The story begins with Andrew (Dane DeHaan), a teenager who is somewhat of a closed off social pariah. He doesn’t have many friends, has a mother who is dying of cancer, and an abusive alcoholic for a father. He just randomly decides to start filming everything in his life with a newly purchased video camera. This develops the perspective that we the audience have throughout the picture. Andrew is convinced to go to a party by his “friend” and cousin Matt (Alex Russell). Matt has enough of a bond with Andrew to want to see him come out of his anti-social bubble, but he’s not enough of a friend to spend time with him at the party. Andrew is approached at the party by Steve (Michael B. Jordan), a popular jock and aspiring politician. Steve has been sent by Matt to find Andrew and bring him and his camera to a weird crater found in the woods. The three boys do some ill-advised exploring and stumble across something not of this planet which gives them super-powers.
The majority of the picture focuses on the three teens and their developing powers. They determine that their powers “works like a muscle” and they can tell they are getting stronger the more they use them. This leads to the obvious “we need a set of rules” (think Spider-man’s “with great power comes great responsibility”). They begin developing their own ideas about how to use their new abilities which leads to several disagreements and eventually bigger problems. You’ll see it all coming well before the ending, but that’s not to say there aren’t some good scenes in the build-up. There were some fun moments just watching the teens act like kids with a new super-powered toy. They responded exactly how you would expect them to – silly, playful, immature, and irresponsible. But they also fall into some of the overused and uninteresting teen movie stereotypes that I found disappointing.
The idea to show this from the perspective of a video camera worked for a time but after a while I was feeling that I had seen this all before. It wasn’t fresh or innovative. And in the third act of the film, the video camera perspective seems to just drop for a few shots then come back. Not sure if it was an oversight, but I found myself trying to figure out which camera perspective I was seeing before eventually saying “forget it”. But the ending action sequence is wild and quite impressive. Downtown Seattle is the location for the massive explosions, flipping cars, and shattered skyscrapers. It’s so good that it almost makes up for the film’s earlier problems.

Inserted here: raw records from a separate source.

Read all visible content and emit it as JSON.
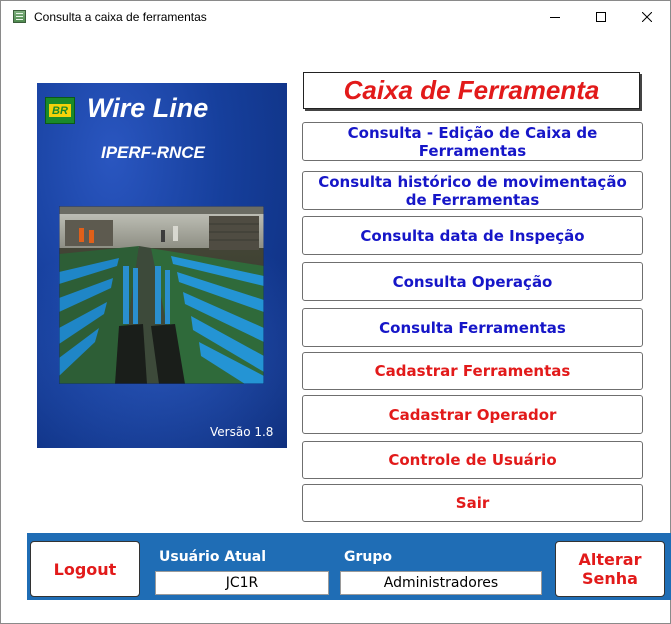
{
  "window": {
    "title": "Consulta a caixa de ferramentas"
  },
  "brand": {
    "logo_text": "BR",
    "app_name": "Wire Line",
    "unit": "IPERF-RNCE",
    "version": "Versão 1.8"
  },
  "menu": {
    "header": "Caixa de Ferramenta",
    "items": [
      {
        "label": "Consulta - Edição de Caixa de Ferramentas",
        "color": "#1616c8"
      },
      {
        "label": "Consulta histórico de movimentação de Ferramentas",
        "color": "#1616c8"
      },
      {
        "label": "Consulta data de Inspeção",
        "color": "#1616c8"
      },
      {
        "label": "Consulta Operação",
        "color": "#1616c8"
      },
      {
        "label": "Consulta Ferramentas",
        "color": "#1616c8"
      },
      {
        "label": "Cadastrar Ferramentas",
        "color": "#e21a1a"
      },
      {
        "label": "Cadastrar Operador",
        "color": "#e21a1a"
      },
      {
        "label": "Controle de Usuário",
        "color": "#e21a1a"
      },
      {
        "label": "Sair",
        "color": "#e21a1a"
      }
    ]
  },
  "footer": {
    "logout_label": "Logout",
    "user_label": "Usuário Atual",
    "user_value": "JC1R",
    "group_label": "Grupo",
    "group_value": "Administradores",
    "change_password_label": "Alterar\nSenha"
  },
  "colors": {
    "accent_blue": "#1f6db5",
    "link_blue": "#1616c8",
    "alert_red": "#e21a1a"
  }
}
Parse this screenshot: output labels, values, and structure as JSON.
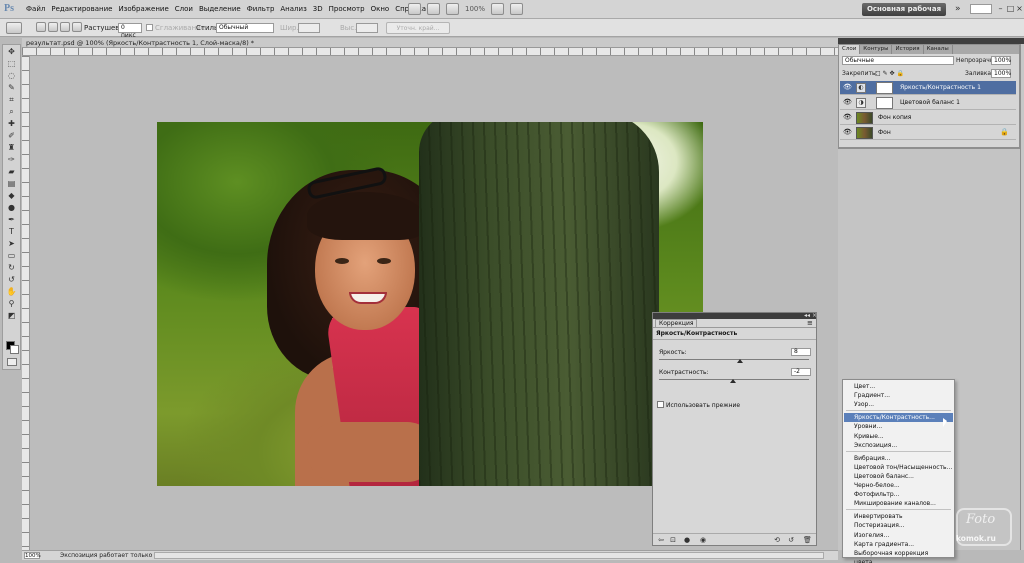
{
  "app": {
    "logo": "Ps",
    "menu": [
      "Файл",
      "Редактирование",
      "Изображение",
      "Слои",
      "Выделение",
      "Фильтр",
      "Анализ",
      "3D",
      "Просмотр",
      "Окно",
      "Справка"
    ],
    "zoom": "100%",
    "workspace": "Основная рабочая среда",
    "overflow": "»"
  },
  "options": {
    "feather_label": "Растушевка:",
    "feather_value": "0 пикс",
    "antialias_label": "Сглаживание",
    "style_label": "Стиль:",
    "style_value": "Обычный",
    "width_label": "Шир.:",
    "height_label": "Выс.:",
    "refine_label": "Уточн. край..."
  },
  "document": {
    "tab_title": "результат.psd @ 100% (Яркость/Контрастность 1, Слой-маска/8) *",
    "status_zoom": "100%",
    "status_info": "Экспозиция работает только в ..."
  },
  "layers": {
    "tabs": [
      "Слои",
      "Контуры",
      "История",
      "Каналы"
    ],
    "blend_mode": "Обычные",
    "opacity_label": "Непрозрачность:",
    "opacity_value": "100%",
    "lock_label": "Закрепить:",
    "fill_label": "Заливка:",
    "fill_value": "100%",
    "items": [
      {
        "name": "Яркость/Контрастность 1",
        "active": true
      },
      {
        "name": "Цветовой баланс 1",
        "active": false
      },
      {
        "name": "Фон копия",
        "active": false
      },
      {
        "name": "Фон",
        "active": false
      }
    ]
  },
  "adjustments": {
    "tab": "Коррекция",
    "title": "Яркость/Контрастность",
    "brightness_label": "Яркость:",
    "brightness_value": "8",
    "contrast_label": "Контрастность:",
    "contrast_value": "-2",
    "legacy_label": "Использовать прежние",
    "brightness_level": 0.54,
    "contrast_level": 0.49
  },
  "context_menu": {
    "groups": [
      [
        "Цвет...",
        "Градиент...",
        "Узор..."
      ],
      [
        "Яркость/Контрастность...",
        "Уровни...",
        "Кривые...",
        "Экспозиция..."
      ],
      [
        "Вибрация...",
        "Цветовой тон/Насыщенность...",
        "Цветовой баланс...",
        "Черно-белое...",
        "Фотофильтр...",
        "Микширование каналов..."
      ],
      [
        "Инвертировать",
        "Постеризация...",
        "Изогелия...",
        "Карта градиента...",
        "Выборочная коррекция цвета..."
      ]
    ],
    "highlighted": "Яркость/Контрастность..."
  },
  "watermark": {
    "line1": "Foto",
    "line2": "komok.ru"
  }
}
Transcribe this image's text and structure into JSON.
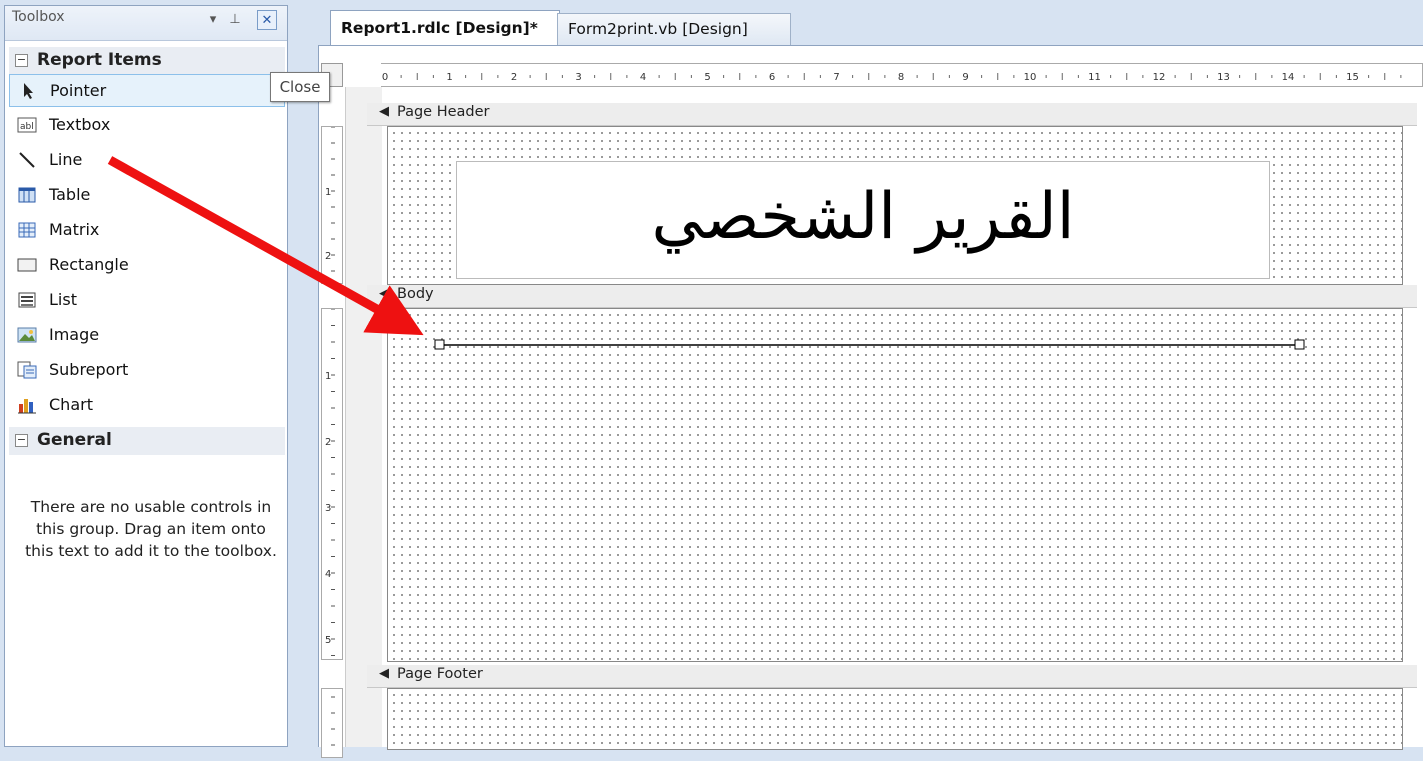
{
  "toolbox": {
    "title": "Toolbox",
    "pin_glyph": "▾ ⊥",
    "close_glyph": "✕",
    "categories": [
      {
        "label": "Report Items",
        "toggle": "−"
      },
      {
        "label": "General",
        "toggle": "−"
      }
    ],
    "items": [
      {
        "label": "Pointer",
        "icon": "pointer-icon"
      },
      {
        "label": "Textbox",
        "icon": "textbox-icon"
      },
      {
        "label": "Line",
        "icon": "line-icon"
      },
      {
        "label": "Table",
        "icon": "table-icon"
      },
      {
        "label": "Matrix",
        "icon": "matrix-icon"
      },
      {
        "label": "Rectangle",
        "icon": "rectangle-icon"
      },
      {
        "label": "List",
        "icon": "list-icon"
      },
      {
        "label": "Image",
        "icon": "image-icon"
      },
      {
        "label": "Subreport",
        "icon": "subreport-icon"
      },
      {
        "label": "Chart",
        "icon": "chart-icon"
      }
    ],
    "selected_item": "Pointer",
    "empty_message": "There are no usable controls in this group. Drag an item onto this text to add it to the toolbox.",
    "tooltip": "Close"
  },
  "tabs": [
    {
      "label": "Report1.rdlc [Design]*",
      "active": true
    },
    {
      "label": "Form2print.vb [Design]",
      "active": false
    }
  ],
  "designer": {
    "ruler_h": [
      "0",
      "1",
      "2",
      "3",
      "4",
      "5",
      "6",
      "7",
      "8",
      "9",
      "10",
      "11",
      "12",
      "13",
      "14",
      "15"
    ],
    "ruler_v_header": [
      "1",
      "2"
    ],
    "ruler_v_body": [
      "1",
      "2",
      "3",
      "4",
      "5"
    ],
    "bands": {
      "header": "Page Header",
      "body": "Body",
      "footer": "Page Footer"
    },
    "header_title": "القرير الشخصي",
    "band_glyph": "🡇"
  },
  "colors": {
    "arrow": "#ee1111",
    "selection": "#8cc0ea"
  }
}
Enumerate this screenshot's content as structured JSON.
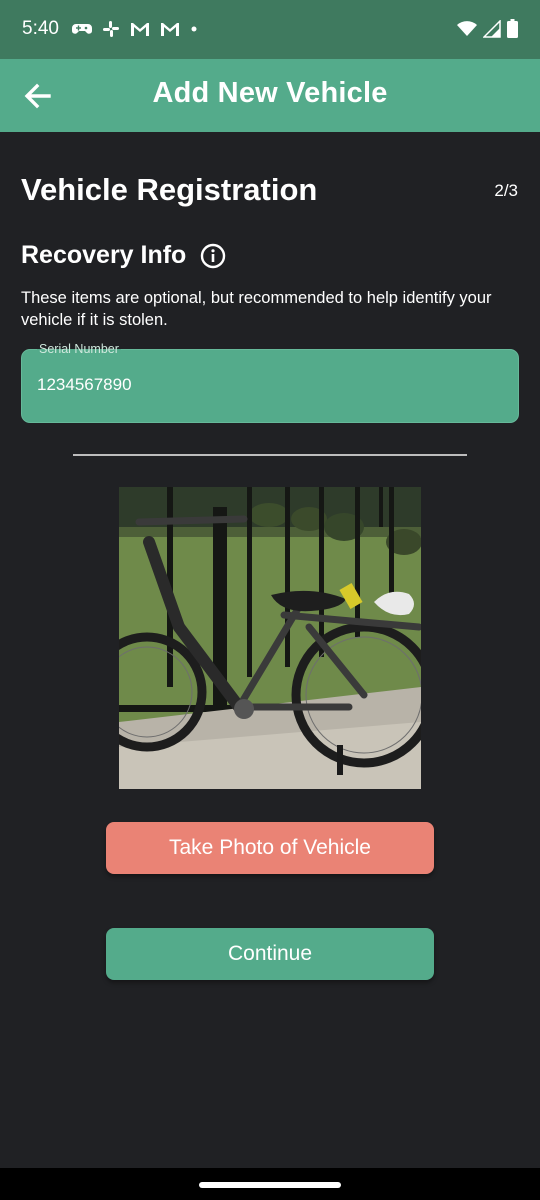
{
  "status_bar": {
    "time": "5:40",
    "left_icons": [
      "game-controller-icon",
      "slack-icon",
      "gmail-icon",
      "gmail-icon",
      "dot-icon"
    ],
    "right_icons": [
      "wifi-icon",
      "signal-icon",
      "battery-icon"
    ]
  },
  "app_bar": {
    "title": "Add New Vehicle",
    "back_icon": "arrow-back-icon"
  },
  "form": {
    "section_title": "Vehicle Registration",
    "step": "2/3",
    "subsection_title": "Recovery Info",
    "info_icon": "info-icon",
    "helper_text": "These items are optional, but recommended to help identify your vehicle if it is stolen.",
    "serial_number": {
      "label": "Serial Number",
      "value": "1234567890"
    }
  },
  "buttons": {
    "take_photo": "Take Photo of Vehicle",
    "continue": "Continue"
  },
  "colors": {
    "primary": "#54ab8b",
    "status_bar": "#3f7a5f",
    "accent": "#ea8375",
    "background": "#202124"
  }
}
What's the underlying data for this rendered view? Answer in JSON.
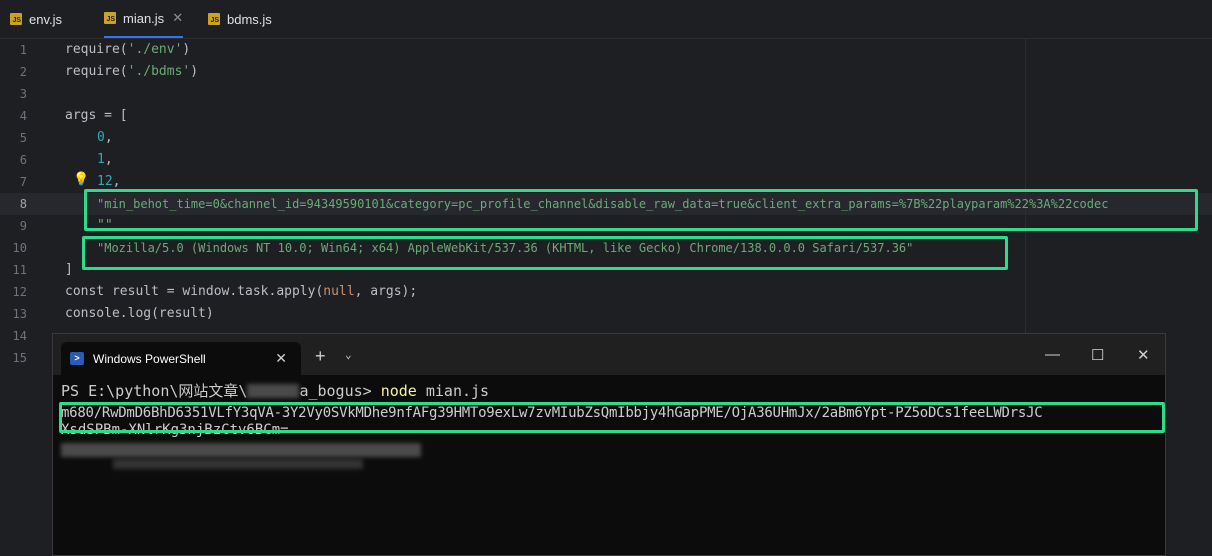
{
  "tabs": [
    {
      "label": "env.js",
      "active": false
    },
    {
      "label": "mian.js",
      "active": true,
      "close": "✕"
    },
    {
      "label": "bdms.js",
      "active": false
    }
  ],
  "icons": {
    "file_icon": "js-file-icon",
    "bulb": "lightbulb-icon",
    "terminal": "powershell-icon"
  },
  "colors": {
    "highlight_box": "#2ddb8a",
    "string": "#6aab73",
    "number": "#2aacb8",
    "keyword": "#cf8e6d",
    "tab_accent": "#3574f0"
  },
  "editor": {
    "line_numbers": [
      "1",
      "2",
      "3",
      "4",
      "5",
      "6",
      "7",
      "8",
      "9",
      "10",
      "11",
      "12",
      "13",
      "14",
      "15"
    ],
    "current_line": "8",
    "lines": {
      "l1_a": "require(",
      "l1_s": "'./env'",
      "l1_b": ")",
      "l2_a": "require(",
      "l2_s": "'./bdms'",
      "l2_b": ")",
      "l4": "args = [",
      "l5": "0",
      "l6": "1",
      "l7": "12",
      "l8": "\"min_behot_time=0&channel_id=94349590101&category=pc_profile_channel&disable_raw_data=true&client_extra_params=%7B%22playparam%22%3A%22codec",
      "l9": "\"\"",
      "l10": "\"Mozilla/5.0 (Windows NT 10.0; Win64; x64) AppleWebKit/537.36 (KHTML, like Gecko) Chrome/138.0.0.0 Safari/537.36\"",
      "l11": "]",
      "l12_a": "const result = window.task.apply(",
      "l12_null": "null",
      "l12_b": ", args);",
      "l13": "console.log(result)"
    }
  },
  "terminal": {
    "tab_title": "Windows PowerShell",
    "tab_close": "✕",
    "new_tab": "+",
    "dropdown": "⌄",
    "minimize": "—",
    "maximize": "☐",
    "close": "✕",
    "prompt_prefix": "PS E:\\python\\网站文章\\",
    "prompt_suffix": "a_bogus>",
    "command": "node",
    "command_arg": "mian.js",
    "output_line1": "m680/RwDmD6BhD6351VLfY3qVA-3Y2Vy0SVkMDhe9nfAFg39HMTo9exLw7zvMIubZsQmIbbjy4hGapPME/OjA36UHmJx/2aBm6Ypt-PZ5oDCs1feeLWDrsJC",
    "output_line2": "XsdSPBm-XNlrKg3njBzCtv6BCm="
  }
}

“Chronicle” was built off of a good idea, but its one thread of originality isn’t enough to support the entire film. First time director and co-writer Josh Trank does some interesting things with his camera, but it’s mostly lost by his decision to use the hand-held perspective and video documentary approach, an approach that’s been done many times before. There are some good lines in the picture and the final action sequence is fantastic. It’s just a shame that this “fresh” look at super-powers features so many things we’ve seen before.